The bite force of the T-Rex is estimated to have reached around 8,000 pounds per square inch, making it one of the strongest-known bites among land animals. The bite force of the Titanoboa is not well-documented, primarily due to limited fossil evidence. However, considering it was part of the boid family, its bite force is likely to have been considerably lower than that of the T-Rex.
Could a Titanoboa overpower a T-Rex?
In a hypothetical scenario, it would be challenging for a Titanoboa to overpower a T-Rex due to their significant differences in size, weight, and bite force. The T-Rex’s formidable size and strength would likely make it difficult for the Titanoboa to successfully constrict and subdue the dinosaur.
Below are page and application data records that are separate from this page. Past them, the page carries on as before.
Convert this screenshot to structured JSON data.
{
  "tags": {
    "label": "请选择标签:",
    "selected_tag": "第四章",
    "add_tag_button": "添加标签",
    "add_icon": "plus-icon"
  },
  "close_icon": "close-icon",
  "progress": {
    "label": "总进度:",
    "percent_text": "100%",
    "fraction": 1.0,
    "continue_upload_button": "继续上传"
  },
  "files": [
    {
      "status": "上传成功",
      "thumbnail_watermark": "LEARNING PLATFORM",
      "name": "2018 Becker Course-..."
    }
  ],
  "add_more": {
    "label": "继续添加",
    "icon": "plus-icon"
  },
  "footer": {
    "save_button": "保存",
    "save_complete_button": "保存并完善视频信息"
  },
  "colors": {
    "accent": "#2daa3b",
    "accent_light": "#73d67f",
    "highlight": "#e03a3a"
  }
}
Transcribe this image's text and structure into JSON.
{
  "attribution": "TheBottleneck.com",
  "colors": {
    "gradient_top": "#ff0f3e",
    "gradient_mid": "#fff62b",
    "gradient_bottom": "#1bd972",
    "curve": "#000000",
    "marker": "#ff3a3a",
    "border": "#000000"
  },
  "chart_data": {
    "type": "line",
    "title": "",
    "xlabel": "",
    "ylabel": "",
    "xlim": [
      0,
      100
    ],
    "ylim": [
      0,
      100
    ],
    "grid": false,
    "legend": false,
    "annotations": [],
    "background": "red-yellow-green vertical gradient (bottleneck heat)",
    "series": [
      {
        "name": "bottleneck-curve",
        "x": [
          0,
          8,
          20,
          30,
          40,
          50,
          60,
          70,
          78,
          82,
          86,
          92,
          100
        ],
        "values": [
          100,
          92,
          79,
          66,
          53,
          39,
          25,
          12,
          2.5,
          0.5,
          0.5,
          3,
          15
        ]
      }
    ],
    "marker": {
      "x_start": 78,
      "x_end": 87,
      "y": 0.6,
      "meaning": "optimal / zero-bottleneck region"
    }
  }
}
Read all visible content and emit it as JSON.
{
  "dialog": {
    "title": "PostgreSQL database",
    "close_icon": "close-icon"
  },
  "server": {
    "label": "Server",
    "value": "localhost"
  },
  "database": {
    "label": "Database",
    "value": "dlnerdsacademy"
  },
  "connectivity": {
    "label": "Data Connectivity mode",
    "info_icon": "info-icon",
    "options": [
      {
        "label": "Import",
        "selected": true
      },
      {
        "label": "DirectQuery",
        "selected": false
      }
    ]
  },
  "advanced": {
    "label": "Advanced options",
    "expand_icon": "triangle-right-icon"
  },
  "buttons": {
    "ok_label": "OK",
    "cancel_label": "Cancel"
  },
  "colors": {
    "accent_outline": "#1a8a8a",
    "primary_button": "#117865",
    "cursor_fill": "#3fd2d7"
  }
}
What advantages did each have in a hypothetical battle?
T-Rex’s advantages in a hypothetical battle would include its powerful jaws, sharp teeth, and formidable size. Titanoboa, on the other hand, would rely on its immense length and constricting strength, as well as its ability to ambush prey from water or dense vegetation.
How do their habitats and time periods affect the outcome?
The T-Rex and Titanoboa lived in different time periods and habitats. The T-Rex lived during the late Cretaceous period in what is now North America, while the Titanoboa inhabited the Paleocene epoch in present-day Colombia. Their different environments would have played a role in their adaptations and hunting strategies. Their encounter in a hypothetical battle is purely speculative, as they never would have actually met in the wild, given the differences in their time periods and habitats.